> **What the exercise asks**
Print the listing below again, exactly. Skip the pictures.

> **Task inputs**
-.-.-

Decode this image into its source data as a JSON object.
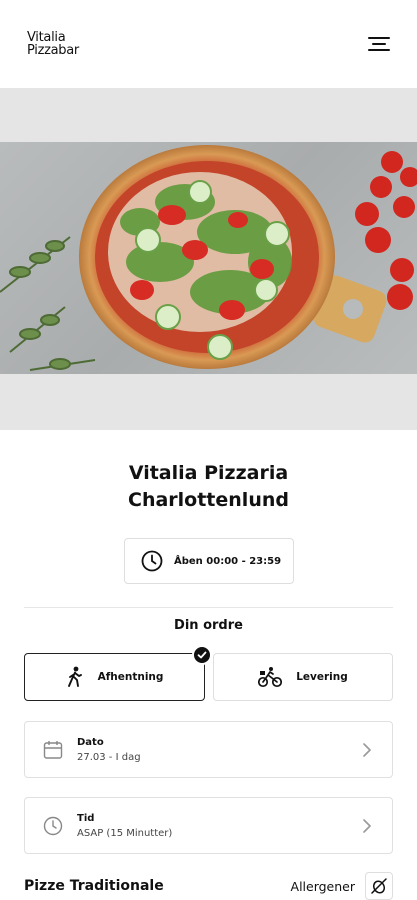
{
  "header": {
    "logo_line1": "Vitalia",
    "logo_line2": "Pizzabar",
    "menu_icon": "hamburger-menu-icon"
  },
  "hero": {
    "image": "pizza-photo"
  },
  "restaurant": {
    "name_line1": "Vitalia Pizzaria",
    "name_line2": "Charlottenlund",
    "hours": "Åben 00:00 - 23:59",
    "hours_icon": "clock-icon"
  },
  "order": {
    "title": "Din ordre",
    "pickup_label": "Afhentning",
    "pickup_icon": "walking-person-icon",
    "delivery_label": "Levering",
    "delivery_icon": "bicycle-delivery-icon",
    "selected": "pickup"
  },
  "date_field": {
    "label": "Dato",
    "value": "27.03 - I dag",
    "icon": "calendar-icon"
  },
  "time_field": {
    "label": "Tid",
    "value": "ASAP (15 Minutter)",
    "icon": "clock-icon"
  },
  "menu_section": {
    "title": "Pizze Traditionale",
    "allergens_label": "Allergener",
    "allergens_icon": "no-allergen-icon"
  },
  "colors": {
    "text": "#111111",
    "border": "#dedede",
    "hero_bg": "#e5e5e5"
  }
}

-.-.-

> **Task answer**
Decode this image into its source data as a JSON object.
{
  "header": {
    "logo_line1": "Vitalia",
    "logo_line2": "Pizzabar",
    "menu_icon": "hamburger-menu-icon"
  },
  "hero": {
    "image": "pizza-photo"
  },
  "restaurant": {
    "name_line1": "Vitalia Pizzaria",
    "name_line2": "Charlottenlund",
    "hours": "Åben 00:00 - 23:59",
    "hours_icon": "clock-icon"
  },
  "order": {
    "title": "Din ordre",
    "pickup_label": "Afhentning",
    "pickup_icon": "walking-person-icon",
    "delivery_label": "Levering",
    "delivery_icon": "bicycle-delivery-icon",
    "selected": "pickup"
  },
  "date_field": {
    "label": "Dato",
    "value": "27.03 - I dag",
    "icon": "calendar-icon"
  },
  "time_field": {
    "label": "Tid",
    "value": "ASAP (15 Minutter)",
    "icon": "clock-icon"
  },
  "menu_section": {
    "title": "Pizze Traditionale",
    "allergens_label": "Allergener",
    "allergens_icon": "no-allergen-icon"
  },
  "colors": {
    "text": "#111111",
    "border": "#dedede",
    "hero_bg": "#e5e5e5"
  }
}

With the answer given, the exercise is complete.